Derdak S, Mehta S, Stewart TE, Smith T, Rogers M, Buchman TG, Carlin B, Lowson S, Granton J: High-frequency oscillatory ventilation for acute respiratory distress syndrome in adults: a randomized, controlled trial. Am J Respir Crit Care Med 2002, 166: 801-808. 10.1164/rccm.2108052
Borges JB, Okamoto VN, Gustavo M, Caramez MPR, Arantes PR, Barros F, Souza CE, Victorino JA, Kacmarek RM, Barbas CSV, et al.: Reversibility of lung collapse and hypoxemia in early acute respiratory distress syndrome.

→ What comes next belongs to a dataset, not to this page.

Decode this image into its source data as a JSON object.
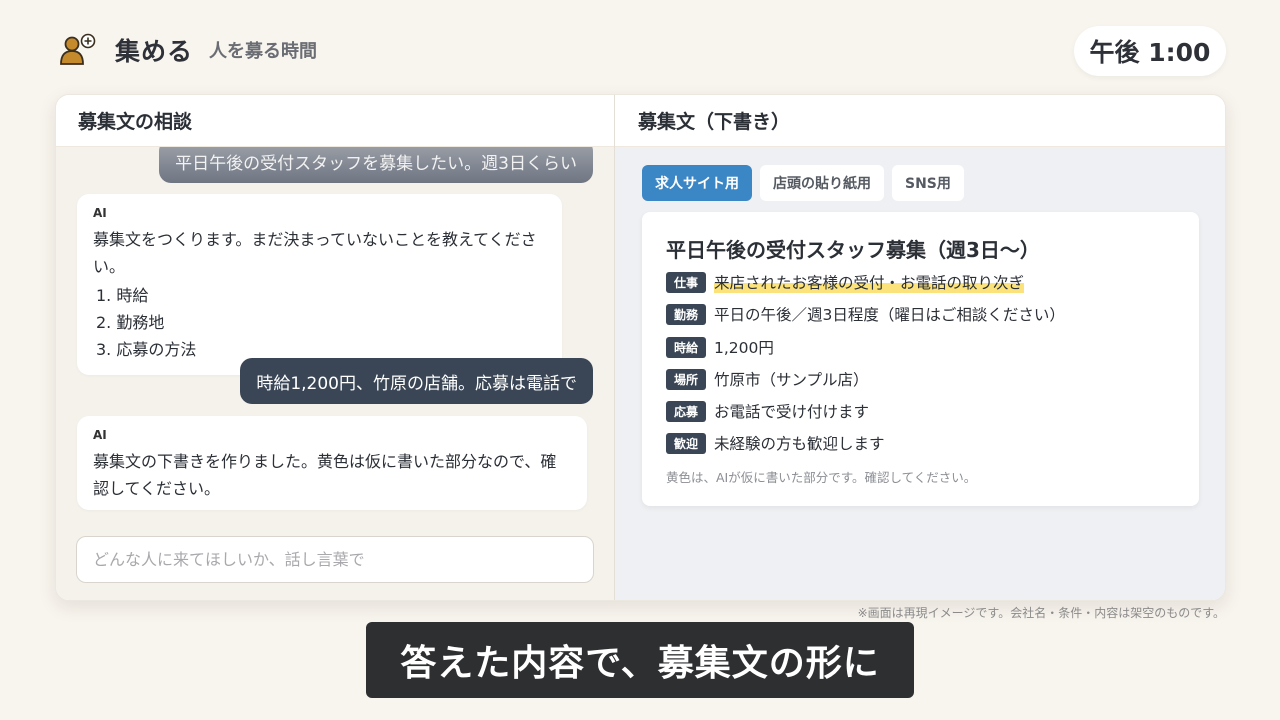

Am J Respir Crit Care Med 2006, 174: 268-278. 10.1164/rccm.200506-976OC
RK has received research grants and honoraria for lecturing from Respironics Inc, Maquet Inc, Hamilton Medical and Tyco-Puritan-Bennett
About this article
Cite this article
Kacmarek, R.M. Ventilatory management of ARDS: high frequency oscillation and lung recruitment!. Crit Care 10, 158 (2006). https://doi.org/10.1186/cc5018
- Acute Respiratory Distress Syndrome
- High Frequency Oscillation
- Conventional Mechanical Ventilation
- Ventilator Induce Lung Injury
- Pulmonary Artery Occlusion Pressure